Tougher laws on dangerous dogs have been welcomed by staff at Hemel Hempstead’s Royal Mail sorting centre, which has one of the worst rates for canine attacks on postmen and women.
The new rules, which came into effect yesterday, means pet owners that allow a dog to cause injury can now be punished by five years in prison.
The maximum prison sentence for allowing a dog to carry out a fatal attack on a person has increased to 14 years, from the previous two.
Hemel Hempstead and the HP postcode area is second only to Harrow in the local area for the rate of dog attacks on postmen and women – there were 19 from April 2012 to April 2013. Harrow had just two more incidents with a rate of 21.
In the same period nationwide, there were over 2,400 attacks on Royal Mail postmen and women, some leading to a permanent disabling injury.
Previously, legal protection over attacks by dogs did not extend ‘beyond the garden gate’, creating a particular issue for postmen and women who visit hundreds of private homes every day on their rounds.
Royal Mail’s group director of safety, health, wellbeing and sustainability Shaun Davis said: “I am delighted by the news that changes to the Dangerous Dog Act have now come in to force in England and Wales.
“Royal Mail has campaigned for changes to this important legislation and it will now ensure our postmen and women will be protected under law when they enter private property including a customer’s garden.
“The welfare and safety of our people is our first priority. We are only too aware of the life changing physical and psychological injuries that can be sustained from dog attacks.
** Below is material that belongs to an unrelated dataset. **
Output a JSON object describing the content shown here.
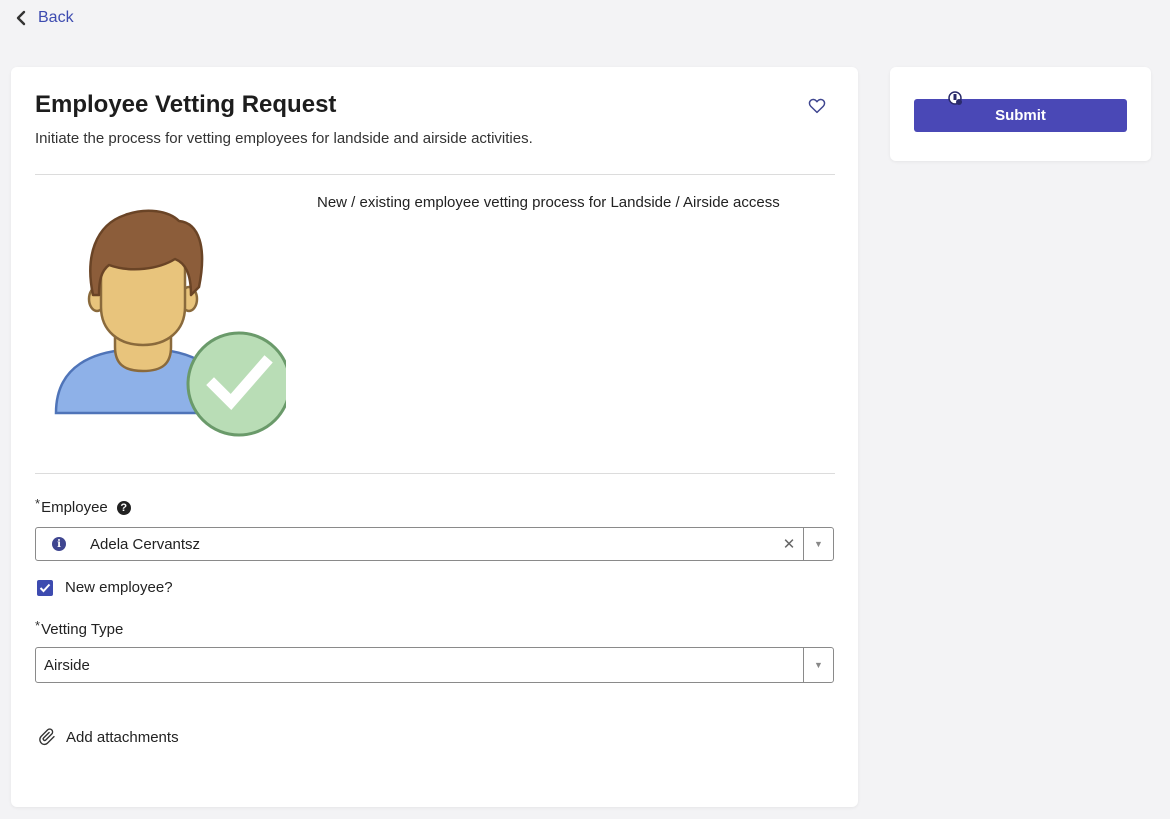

Nobody should have to endure this and our postmen and women should not be at increased risk of such attacks simply because of the job they do.
“With the new legal protections and with greater public awareness, I hope we can see a significant reduction in the number of incidents in future.”
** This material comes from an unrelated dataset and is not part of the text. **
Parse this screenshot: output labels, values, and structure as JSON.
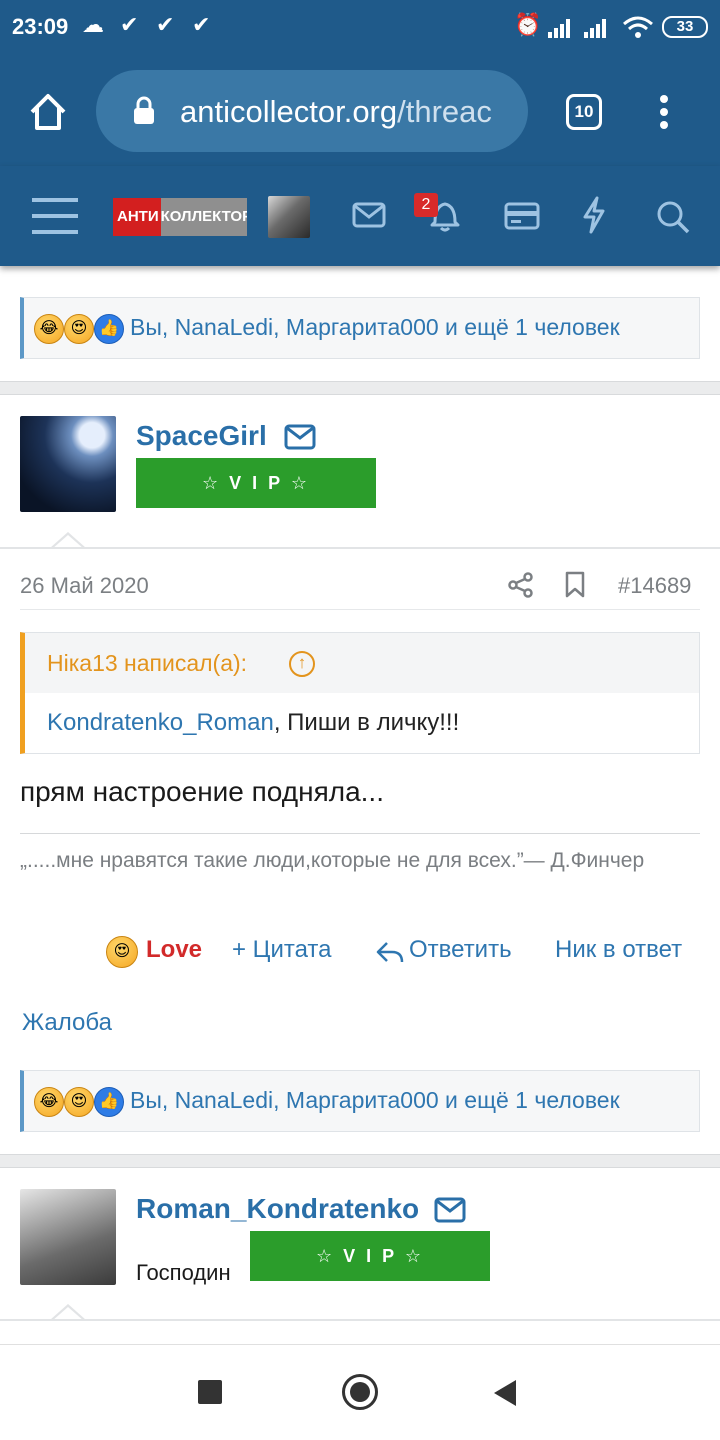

Hemel Hempstead’s shocking dog attack figures prompted the giant mail centre on the town’s industrial estate – which covers the Home Counties North patch as well as delivering to addresses in the West Herts area – to introduce a scheme to drive down the number of dog attacks.
Delivery people based at the Maxted Road centre have suffered bites to the legs, stomach and chest and one lost the tip on his forefinger, which led to the organisation giving out ‘postal pegs’ like tongs to deliver mail through letterboxes where there’s a dog at home.